Niki later binds together enough rope to temporarily escape, but when he attempts to outrun the local posse, he falls into quicksand; they dig him out only to return him to his internment. Pleading for just a hour each day at the ocean, Niki is hopeful that the local leaders may decide in his favor. They will grant him his wish, they report, only if he performs sex with the "woman" while the entire village looks on. evidently their only form of entertainment. In a violent scene in which he attempts to force her to join him in the act, Niki loses out to the woman who is determined to keep her moral ground.

Niki, it is apparent, must come to terms with the absurd conditions of his existence. At one point, he asks the obvious existential question: "Do you shovel to survive, or survive to shovel?" Yet a far more important interchange reveals the miraculous salvation of their lives; referring to the endless sand about them, the man observes: "It's like building a house in the water when ships exist. Why insist on a house?" The wiser woman provides the simplest of answers in such an absurd world: "You want to go home too."

The home Teshigahara builds for the film viewer is an ever shifting reality that is simultaneously both breathtakingly beautiful and horrific.

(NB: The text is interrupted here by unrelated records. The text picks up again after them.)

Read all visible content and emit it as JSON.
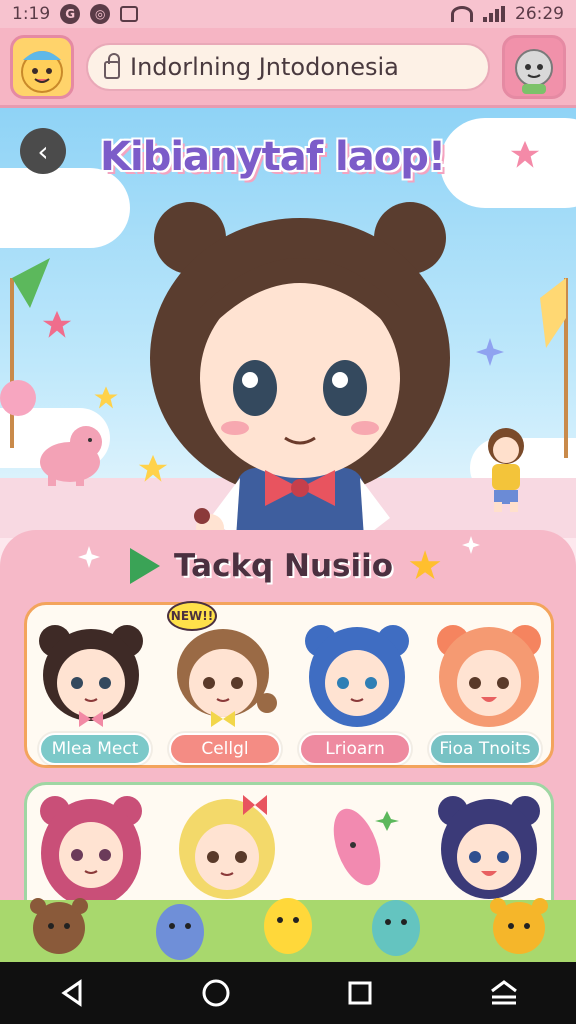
{
  "status_bar": {
    "time": "1:19",
    "right_time": "26:29",
    "icons": [
      "google-icon",
      "dnd-icon",
      "photo-icon",
      "signal-icon",
      "wifi-icon",
      "battery-icon"
    ]
  },
  "header": {
    "url_text": "Indorlning Jntodonesia",
    "left_icon": "mascot-avatar-icon",
    "right_icon": "profile-avatar-icon"
  },
  "hero": {
    "title": "Kibianytaf laop!",
    "back_icon": "back-arrow-icon"
  },
  "panel": {
    "title": "Tackq Nusiio",
    "badge": "NEW!!",
    "row1": [
      {
        "label": "Mlea Mect",
        "color": "#7cc9c9"
      },
      {
        "label": "Cellgl",
        "color": "#f48c84"
      },
      {
        "label": "Lrioarn",
        "color": "#ee8aa0"
      },
      {
        "label": "Fioa Tnoits",
        "color": "#78c2c4"
      }
    ]
  },
  "colors": {
    "header_pink": "#f6b5c4",
    "panel_pink": "#f6b9c8",
    "sky": "#8fd3f6"
  },
  "navbar": {
    "buttons": [
      "back-icon",
      "home-icon",
      "recents-icon",
      "menu-icon"
    ]
  }
}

For this couple not only must live in a world in which no values are permanent, but endure a ever changing landscape that reminds them every moment of their own mortality. Whereas, at the beginning of the movie, Niki checks his watch often, by the end of the film his new Eve reports that she has no idea of the time.

What ultimately comes to matter most is the relationship forged between the two. When the woman becomes pregnant and the villagers are forced to lower a ladder to take her away, they forget to pull it up, and Niki cautiously follows them into a possible escape.

Yet in the next scene we see him against the house in the pit of sand. He cannot leave her. Besides he has made a new discovery: he has found a way to draw water out of sand just as she has maintained a house on a sea of sand. The absurd has been transformed into reality.

Los Angeles, May 4, 2001